Directions for this task: Please retype the data below line for line and leave out every picture.

(Records from a collection)
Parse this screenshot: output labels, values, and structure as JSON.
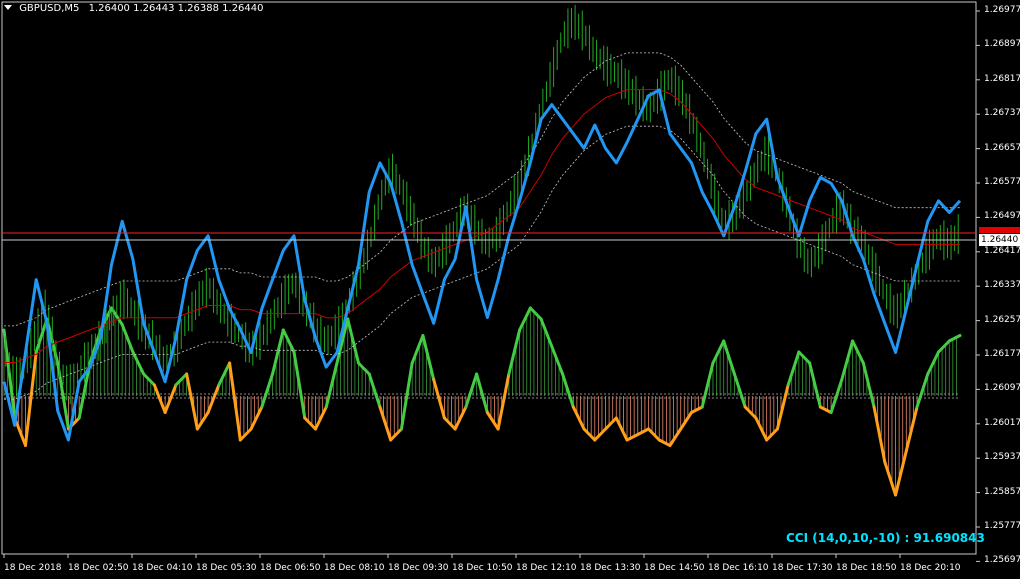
{
  "header": {
    "symbol": "GBPUSD,M5",
    "ohlc": "1.26400 1.26443 1.26388 1.26440"
  },
  "price_axis": [
    "1.26977",
    "1.26897",
    "1.26817",
    "1.26737",
    "1.26657",
    "1.26577",
    "1.26497",
    "1.26417",
    "1.26337",
    "1.26257",
    "1.26177",
    "1.26097",
    "1.26017",
    "1.25937",
    "1.25857",
    "1.25777",
    "1.25697"
  ],
  "current_price": "1.26440",
  "time_axis": [
    "18 Dec 2018",
    "18 Dec 02:50",
    "18 Dec 04:10",
    "18 Dec 05:30",
    "18 Dec 06:50",
    "18 Dec 08:10",
    "18 Dec 09:30",
    "18 Dec 10:50",
    "18 Dec 12:10",
    "18 Dec 13:30",
    "18 Dec 14:50",
    "18 Dec 16:10",
    "18 Dec 17:30",
    "18 Dec 18:50",
    "18 Dec 20:10"
  ],
  "indicator": {
    "label": "CCI (14,0,10,-10) : 91.690843"
  },
  "colors": {
    "background": "#000000",
    "candles": "#22aa22",
    "cci_line": "#2196f3",
    "ma_line": "#cc0000",
    "band_line": "#c8c8c8",
    "osc_up": "#44cc44",
    "osc_down": "#ff9f1a",
    "price_line": "#ff2020",
    "bid_line": "#c8c8c8"
  },
  "chart_data": {
    "type": "line",
    "ylim": [
      1.2565,
      1.27
    ],
    "xlabel": "",
    "ylabel": "",
    "close": [
      1.2616,
      1.2608,
      1.2611,
      1.262,
      1.2626,
      1.2612,
      1.2606,
      1.261,
      1.2614,
      1.2618,
      1.2624,
      1.2628,
      1.2625,
      1.262,
      1.2617,
      1.2612,
      1.2616,
      1.2622,
      1.2627,
      1.2631,
      1.2626,
      1.2622,
      1.2619,
      1.2615,
      1.2618,
      1.2623,
      1.2628,
      1.2632,
      1.2626,
      1.2621,
      1.2617,
      1.262,
      1.2626,
      1.2633,
      1.2641,
      1.2652,
      1.2659,
      1.2655,
      1.2648,
      1.2641,
      1.2636,
      1.264,
      1.2645,
      1.265,
      1.2645,
      1.2641,
      1.2644,
      1.265,
      1.2656,
      1.2664,
      1.2674,
      1.2683,
      1.2692,
      1.2696,
      1.2693,
      1.2688,
      1.2685,
      1.2683,
      1.268,
      1.2677,
      1.2674,
      1.2678,
      1.2682,
      1.2678,
      1.2672,
      1.2664,
      1.2655,
      1.2646,
      1.2648,
      1.2653,
      1.2659,
      1.2664,
      1.2658,
      1.265,
      1.2641,
      1.2636,
      1.264,
      1.2646,
      1.2651,
      1.2645,
      1.2642,
      1.2635,
      1.2629,
      1.2624,
      1.2628,
      1.2634,
      1.2639,
      1.2643,
      1.2641,
      1.2644
    ],
    "ma": [
      1.2612,
      1.2612,
      1.2613,
      1.2614,
      1.2616,
      1.2617,
      1.2618,
      1.2619,
      1.262,
      1.2621,
      1.2622,
      1.2623,
      1.2623,
      1.2623,
      1.2623,
      1.2623,
      1.2623,
      1.2624,
      1.2625,
      1.2626,
      1.2626,
      1.2626,
      1.2625,
      1.2625,
      1.2624,
      1.2624,
      1.2624,
      1.2624,
      1.2624,
      1.2624,
      1.2623,
      1.2623,
      1.2624,
      1.2626,
      1.2628,
      1.263,
      1.2633,
      1.2635,
      1.2637,
      1.2638,
      1.2639,
      1.264,
      1.2641,
      1.2642,
      1.2643,
      1.2644,
      1.2646,
      1.2648,
      1.265,
      1.2654,
      1.2658,
      1.2663,
      1.2667,
      1.267,
      1.2673,
      1.2675,
      1.2677,
      1.2678,
      1.2679,
      1.2679,
      1.2679,
      1.2679,
      1.2678,
      1.2676,
      1.2673,
      1.267,
      1.2667,
      1.2663,
      1.266,
      1.2657,
      1.2655,
      1.2654,
      1.2653,
      1.2652,
      1.2651,
      1.265,
      1.2649,
      1.2648,
      1.2647,
      1.2645,
      1.2644,
      1.2643,
      1.2642,
      1.2641,
      1.2641,
      1.2641,
      1.2641,
      1.2641,
      1.2641,
      1.2641
    ],
    "band_width": 0.0009,
    "cci_level": [
      0.2,
      0.05,
      0.3,
      0.55,
      0.4,
      0.1,
      0.0,
      0.2,
      0.25,
      0.35,
      0.6,
      0.75,
      0.62,
      0.4,
      0.3,
      0.2,
      0.35,
      0.55,
      0.65,
      0.7,
      0.55,
      0.45,
      0.38,
      0.3,
      0.45,
      0.55,
      0.65,
      0.7,
      0.48,
      0.35,
      0.25,
      0.3,
      0.45,
      0.6,
      0.85,
      0.95,
      0.88,
      0.75,
      0.6,
      0.5,
      0.4,
      0.55,
      0.62,
      0.8,
      0.55,
      0.42,
      0.55,
      0.7,
      0.82,
      0.95,
      1.1,
      1.15,
      1.1,
      1.05,
      1.0,
      1.08,
      1.0,
      0.95,
      1.02,
      1.1,
      1.18,
      1.2,
      1.05,
      1.0,
      0.95,
      0.85,
      0.78,
      0.7,
      0.8,
      0.92,
      1.05,
      1.1,
      0.9,
      0.8,
      0.7,
      0.82,
      0.9,
      0.88,
      0.82,
      0.7,
      0.62,
      0.5,
      0.4,
      0.3,
      0.45,
      0.6,
      0.75,
      0.82,
      0.78,
      0.82
    ],
    "oscillator": [
      120,
      -40,
      -90,
      80,
      140,
      60,
      -60,
      -40,
      60,
      120,
      160,
      130,
      80,
      40,
      20,
      -30,
      20,
      40,
      -60,
      -30,
      20,
      60,
      -80,
      -60,
      -20,
      40,
      120,
      80,
      -40,
      -60,
      -20,
      60,
      140,
      60,
      40,
      -20,
      -80,
      -60,
      60,
      110,
      30,
      -40,
      -60,
      -20,
      40,
      -30,
      -60,
      40,
      120,
      160,
      140,
      90,
      40,
      -20,
      -60,
      -80,
      -60,
      -40,
      -80,
      -70,
      -60,
      -80,
      -90,
      -60,
      -30,
      -20,
      60,
      100,
      40,
      -20,
      -40,
      -80,
      -60,
      20,
      80,
      60,
      -20,
      -30,
      30,
      100,
      60,
      -20,
      -120,
      -180,
      -100,
      -20,
      40,
      80,
      100,
      110
    ]
  }
}
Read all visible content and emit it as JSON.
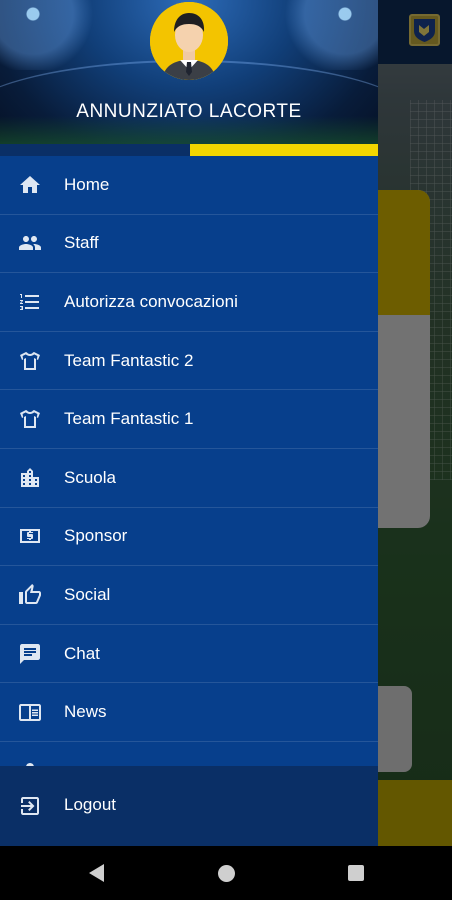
{
  "drawer": {
    "user_name": "ANNUNZIATO LACORTE",
    "menu": [
      {
        "label": "Home",
        "icon": "home-icon"
      },
      {
        "label": "Staff",
        "icon": "people-icon"
      },
      {
        "label": "Autorizza convocazioni",
        "icon": "list-icon"
      },
      {
        "label": "Team Fantastic 2",
        "icon": "shirt-icon"
      },
      {
        "label": "Team Fantastic 1",
        "icon": "shirt-icon"
      },
      {
        "label": "Scuola",
        "icon": "building-icon"
      },
      {
        "label": "Sponsor",
        "icon": "money-icon"
      },
      {
        "label": "Social",
        "icon": "thumb-up-icon"
      },
      {
        "label": "Chat",
        "icon": "chat-icon"
      },
      {
        "label": "News",
        "icon": "news-icon"
      }
    ],
    "logout_label": "Logout"
  },
  "colors": {
    "drawer_bg": "#073f8c",
    "accent_yellow": "#f2d600",
    "footer_bg": "#0a2f66"
  }
}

Reply:
Parse this screenshot: output labels, values, and structure as JSON.
{
  "header": {
    "symbol": "GBPUSD,M5",
    "ohlc": "1.26400 1.26443 1.26388 1.26440"
  },
  "price_axis": [
    "1.26977",
    "1.26897",
    "1.26817",
    "1.26737",
    "1.26657",
    "1.26577",
    "1.26497",
    "1.26417",
    "1.26337",
    "1.26257",
    "1.26177",
    "1.26097",
    "1.26017",
    "1.25937",
    "1.25857",
    "1.25777",
    "1.25697"
  ],
  "current_price": "1.26440",
  "time_axis": [
    "18 Dec 2018",
    "18 Dec 02:50",
    "18 Dec 04:10",
    "18 Dec 05:30",
    "18 Dec 06:50",
    "18 Dec 08:10",
    "18 Dec 09:30",
    "18 Dec 10:50",
    "18 Dec 12:10",
    "18 Dec 13:30",
    "18 Dec 14:50",
    "18 Dec 16:10",
    "18 Dec 17:30",
    "18 Dec 18:50",
    "18 Dec 20:10"
  ],
  "indicator": {
    "label": "CCI (14,0,10,-10) : 91.690843"
  },
  "colors": {
    "background": "#000000",
    "candles": "#22aa22",
    "cci_line": "#2196f3",
    "ma_line": "#cc0000",
    "band_line": "#c8c8c8",
    "osc_up": "#44cc44",
    "osc_down": "#ff9f1a",
    "price_line": "#ff2020",
    "bid_line": "#c8c8c8"
  },
  "chart_data": {
    "type": "line",
    "ylim": [
      1.2565,
      1.27
    ],
    "xlabel": "",
    "ylabel": "",
    "close": [
      1.2616,
      1.2608,
      1.2611,
      1.262,
      1.2626,
      1.2612,
      1.2606,
      1.261,
      1.2614,
      1.2618,
      1.2624,
      1.2628,
      1.2625,
      1.262,
      1.2617,
      1.2612,
      1.2616,
      1.2622,
      1.2627,
      1.2631,
      1.2626,
      1.2622,
      1.2619,
      1.2615,
      1.2618,
      1.2623,
      1.2628,
      1.2632,
      1.2626,
      1.2621,
      1.2617,
      1.262,
      1.2626,
      1.2633,
      1.2641,
      1.2652,
      1.2659,
      1.2655,
      1.2648,
      1.2641,
      1.2636,
      1.264,
      1.2645,
      1.265,
      1.2645,
      1.2641,
      1.2644,
      1.265,
      1.2656,
      1.2664,
      1.2674,
      1.2683,
      1.2692,
      1.2696,
      1.2693,
      1.2688,
      1.2685,
      1.2683,
      1.268,
      1.2677,
      1.2674,
      1.2678,
      1.2682,
      1.2678,
      1.2672,
      1.2664,
      1.2655,
      1.2646,
      1.2648,
      1.2653,
      1.2659,
      1.2664,
      1.2658,
      1.265,
      1.2641,
      1.2636,
      1.264,
      1.2646,
      1.2651,
      1.2645,
      1.2642,
      1.2635,
      1.2629,
      1.2624,
      1.2628,
      1.2634,
      1.2639,
      1.2643,
      1.2641,
      1.2644
    ],
    "ma": [
      1.2612,
      1.2612,
      1.2613,
      1.2614,
      1.2616,
      1.2617,
      1.2618,
      1.2619,
      1.262,
      1.2621,
      1.2622,
      1.2623,
      1.2623,
      1.2623,
      1.2623,
      1.2623,
      1.2623,
      1.2624,
      1.2625,
      1.2626,
      1.2626,
      1.2626,
      1.2625,
      1.2625,
      1.2624,
      1.2624,
      1.2624,
      1.2624,
      1.2624,
      1.2624,
      1.2623,
      1.2623,
      1.2624,
      1.2626,
      1.2628,
      1.263,
      1.2633,
      1.2635,
      1.2637,
      1.2638,
      1.2639,
      1.264,
      1.2641,
      1.2642,
      1.2643,
      1.2644,
      1.2646,
      1.2648,
      1.265,
      1.2654,
      1.2658,
      1.2663,
      1.2667,
      1.267,
      1.2673,
      1.2675,
      1.2677,
      1.2678,
      1.2679,
      1.2679,
      1.2679,
      1.2679,
      1.2678,
      1.2676,
      1.2673,
      1.267,
      1.2667,
      1.2663,
      1.266,
      1.2657,
      1.2655,
      1.2654,
      1.2653,
      1.2652,
      1.2651,
      1.265,
      1.2649,
      1.2648,
      1.2647,
      1.2645,
      1.2644,
      1.2643,
      1.2642,
      1.2641,
      1.2641,
      1.2641,
      1.2641,
      1.2641,
      1.2641,
      1.2641
    ],
    "band_width": 0.0009,
    "cci_level": [
      0.2,
      0.05,
      0.3,
      0.55,
      0.4,
      0.1,
      0.0,
      0.2,
      0.25,
      0.35,
      0.6,
      0.75,
      0.62,
      0.4,
      0.3,
      0.2,
      0.35,
      0.55,
      0.65,
      0.7,
      0.55,
      0.45,
      0.38,
      0.3,
      0.45,
      0.55,
      0.65,
      0.7,
      0.48,
      0.35,
      0.25,
      0.3,
      0.45,
      0.6,
      0.85,
      0.95,
      0.88,
      0.75,
      0.6,
      0.5,
      0.4,
      0.55,
      0.62,
      0.8,
      0.55,
      0.42,
      0.55,
      0.7,
      0.82,
      0.95,
      1.1,
      1.15,
      1.1,
      1.05,
      1.0,
      1.08,
      1.0,
      0.95,
      1.02,
      1.1,
      1.18,
      1.2,
      1.05,
      1.0,
      0.95,
      0.85,
      0.78,
      0.7,
      0.8,
      0.92,
      1.05,
      1.1,
      0.9,
      0.8,
      0.7,
      0.82,
      0.9,
      0.88,
      0.82,
      0.7,
      0.62,
      0.5,
      0.4,
      0.3,
      0.45,
      0.6,
      0.75,
      0.82,
      0.78,
      0.82
    ],
    "oscillator": [
      120,
      -40,
      -90,
      80,
      140,
      60,
      -60,
      -40,
      60,
      120,
      160,
      130,
      80,
      40,
      20,
      -30,
      20,
      40,
      -60,
      -30,
      20,
      60,
      -80,
      -60,
      -20,
      40,
      120,
      80,
      -40,
      -60,
      -20,
      60,
      140,
      60,
      40,
      -20,
      -80,
      -60,
      60,
      110,
      30,
      -40,
      -60,
      -20,
      40,
      -30,
      -60,
      40,
      120,
      160,
      140,
      90,
      40,
      -20,
      -60,
      -80,
      -60,
      -40,
      -80,
      -70,
      -60,
      -80,
      -90,
      -60,
      -30,
      -20,
      60,
      100,
      40,
      -20,
      -40,
      -80,
      -60,
      20,
      80,
      60,
      -20,
      -30,
      30,
      100,
      60,
      -20,
      -120,
      -180,
      -100,
      -20,
      40,
      80,
      100,
      110
    ]
  }
}
Read all visible content and emit it as JSON.
{
  "drawer": {
    "user_name": "ANNUNZIATO LACORTE",
    "menu": [
      {
        "label": "Home",
        "icon": "home-icon"
      },
      {
        "label": "Staff",
        "icon": "people-icon"
      },
      {
        "label": "Autorizza convocazioni",
        "icon": "list-icon"
      },
      {
        "label": "Team Fantastic 2",
        "icon": "shirt-icon"
      },
      {
        "label": "Team Fantastic 1",
        "icon": "shirt-icon"
      },
      {
        "label": "Scuola",
        "icon": "building-icon"
      },
      {
        "label": "Sponsor",
        "icon": "money-icon"
      },
      {
        "label": "Social",
        "icon": "thumb-up-icon"
      },
      {
        "label": "Chat",
        "icon": "chat-icon"
      },
      {
        "label": "News",
        "icon": "news-icon"
      }
    ],
    "logout_label": "Logout"
  },
  "colors": {
    "drawer_bg": "#073f8c",
    "accent_yellow": "#f2d600",
    "footer_bg": "#0a2f66"
  }
}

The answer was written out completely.